Ioanna explained that for many centuries spoon sweets played an important role in Greek brides winning the approval of their future mothers-in-law. Before permission was granted for an engagement, the women of the boy’s family called upon the girl at her home. The prospective bride had to serve the women a spoon sweet that she had prepared, presented in a silver spoon on crystal dishes. If the quality of the spoon sweet was deemed worthy, the bride could take a deep sigh of relief.
The delicious lemon spoon sweet served at the end of my first dinner at To Kati Allo confirmed both why it is held in such high regard and served in such a small portion. The flavor of the lemon rind was intense despite having been slowly simmered in sugar and water, and the syrup itself was a perfume of citrus. Yet more than one spoonful of this sweet at a time would most likely make your teeth ache.
Long regarded as a symbol of Greek hospitality, spoon sweets are traditionally offered to guests upon arrival, accompanied by a glass of cold water. And it’s not uncommon for both a home and a café to serve them along with strong Greek coffee. To Kati Allo’s lemon spoon sweet, with the thick rinds of Greek lemons, are made by a family relative, Soula Bramou.
Soula provided her recipe for orange spoon sweet.
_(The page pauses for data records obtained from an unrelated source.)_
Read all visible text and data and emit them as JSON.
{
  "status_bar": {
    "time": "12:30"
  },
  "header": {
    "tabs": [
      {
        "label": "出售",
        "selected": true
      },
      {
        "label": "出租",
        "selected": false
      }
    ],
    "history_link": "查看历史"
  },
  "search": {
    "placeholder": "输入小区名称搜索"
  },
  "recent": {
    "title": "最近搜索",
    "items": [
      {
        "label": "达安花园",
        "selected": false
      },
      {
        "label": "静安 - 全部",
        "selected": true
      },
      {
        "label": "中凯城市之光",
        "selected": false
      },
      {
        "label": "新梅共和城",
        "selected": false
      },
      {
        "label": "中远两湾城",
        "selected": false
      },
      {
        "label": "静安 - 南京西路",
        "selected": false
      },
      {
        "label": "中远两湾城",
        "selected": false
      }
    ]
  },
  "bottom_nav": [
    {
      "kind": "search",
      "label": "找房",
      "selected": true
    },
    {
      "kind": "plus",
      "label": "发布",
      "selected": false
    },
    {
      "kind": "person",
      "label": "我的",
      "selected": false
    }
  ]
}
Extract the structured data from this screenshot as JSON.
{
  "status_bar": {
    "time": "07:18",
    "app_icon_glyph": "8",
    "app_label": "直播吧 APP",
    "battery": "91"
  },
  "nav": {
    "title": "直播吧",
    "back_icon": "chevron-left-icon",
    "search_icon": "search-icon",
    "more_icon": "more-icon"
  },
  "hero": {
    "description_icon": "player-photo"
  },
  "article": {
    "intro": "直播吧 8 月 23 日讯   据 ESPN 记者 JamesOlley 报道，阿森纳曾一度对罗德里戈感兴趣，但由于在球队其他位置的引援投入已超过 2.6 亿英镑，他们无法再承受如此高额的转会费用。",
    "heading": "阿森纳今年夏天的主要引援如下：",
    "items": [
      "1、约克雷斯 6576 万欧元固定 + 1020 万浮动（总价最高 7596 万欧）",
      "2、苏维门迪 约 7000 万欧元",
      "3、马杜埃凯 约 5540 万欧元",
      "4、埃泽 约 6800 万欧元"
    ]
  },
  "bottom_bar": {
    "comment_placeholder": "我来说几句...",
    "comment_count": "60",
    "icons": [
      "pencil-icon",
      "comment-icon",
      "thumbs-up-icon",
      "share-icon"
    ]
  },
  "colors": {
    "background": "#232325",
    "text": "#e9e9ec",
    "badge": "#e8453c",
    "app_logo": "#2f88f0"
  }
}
Since spoon sweets are not jam, using a zester to remove the rind will result in pieces too thin to hold up during the cooking process. (During the final cooking stage in the syrup it is strongly advised to use a candy thermometer).
Orange Spoon Sweet
- 4 naval oranges
- water for boiling
- 8 ounces (1 cup) sugar
- 24 ounces (3 cups) water
- With a sharp knife, score the orange rind into eight sections.
- Carefully peel the rind off the oranges.
- Flatten each rind section and carefully cut most of the white pith away from the rind – see photos. It is not necessary to remove all the pith.
- Place the rinds into a heavy saucepan at least three times larger then the volume of the fruit. Cover the rind with cold water and bring to a boil.
- Reduce the heat and gently simmer the rind for 30 minutes.
- Strain the rind through a colander discarding the water and set aside to cool for 4 hours.
- Place the rind back into the saucepan, cover with cold water and gently simmer for 20 minutes.
- Strain the rind again discarding the water and set aside, but a second cooling is not necessary.
- Add the sugar and water to the saucepan. Place over medium heat and stir until the sugar has dissolved. Bring the mixture to a boil.
- Reduce the heat and add the orange rind. Bring the mixture to a gentle simmer. Secure the candy thermometer to the side of the pot and cook to a temperature of 250°F (120°C) or until the syrup coats a spoon.
- Remove the pot from the heat and cool to room temperature.
- Transfer the cooled rind and syrup to a glass container, cover and store in the refrigerator.
Although in Greek tradition spoon sweets are eaten on their own, they pair well with plain cake or as an ice cream topping. Citrus rind is not the only ingredient used in making spoon sweets. Nearly any type of fruit such as cherries, kumquats, figs, raw versions of nuts like walnuts, pistachios, almonds and even baby cucumbers and cherry tomatoes can all become spoon sweets. When preparing non-citrus foods, add some lemon juice
The pleasant evening temperature, the lack of car horns and loud music coupled with the sounds of conversation and relaxed dining – Greek national pastimes – create a culture in contrast to the 21st century’s frenetic pace. Perhaps that’s why Rick Steves has recommended To Kati Allo in several editions of his Athens guide. Perhaps that’s why Jennifer “fell in love at first bite.”
Travel with Pen and Palate to Greece and the world every month in the Hellenic News of America
When you go:
Taverna To Kati Allo, Hatzichristou 12, Makrigianni, Athens, Greece (directly behind the new Museum of the Acropolis).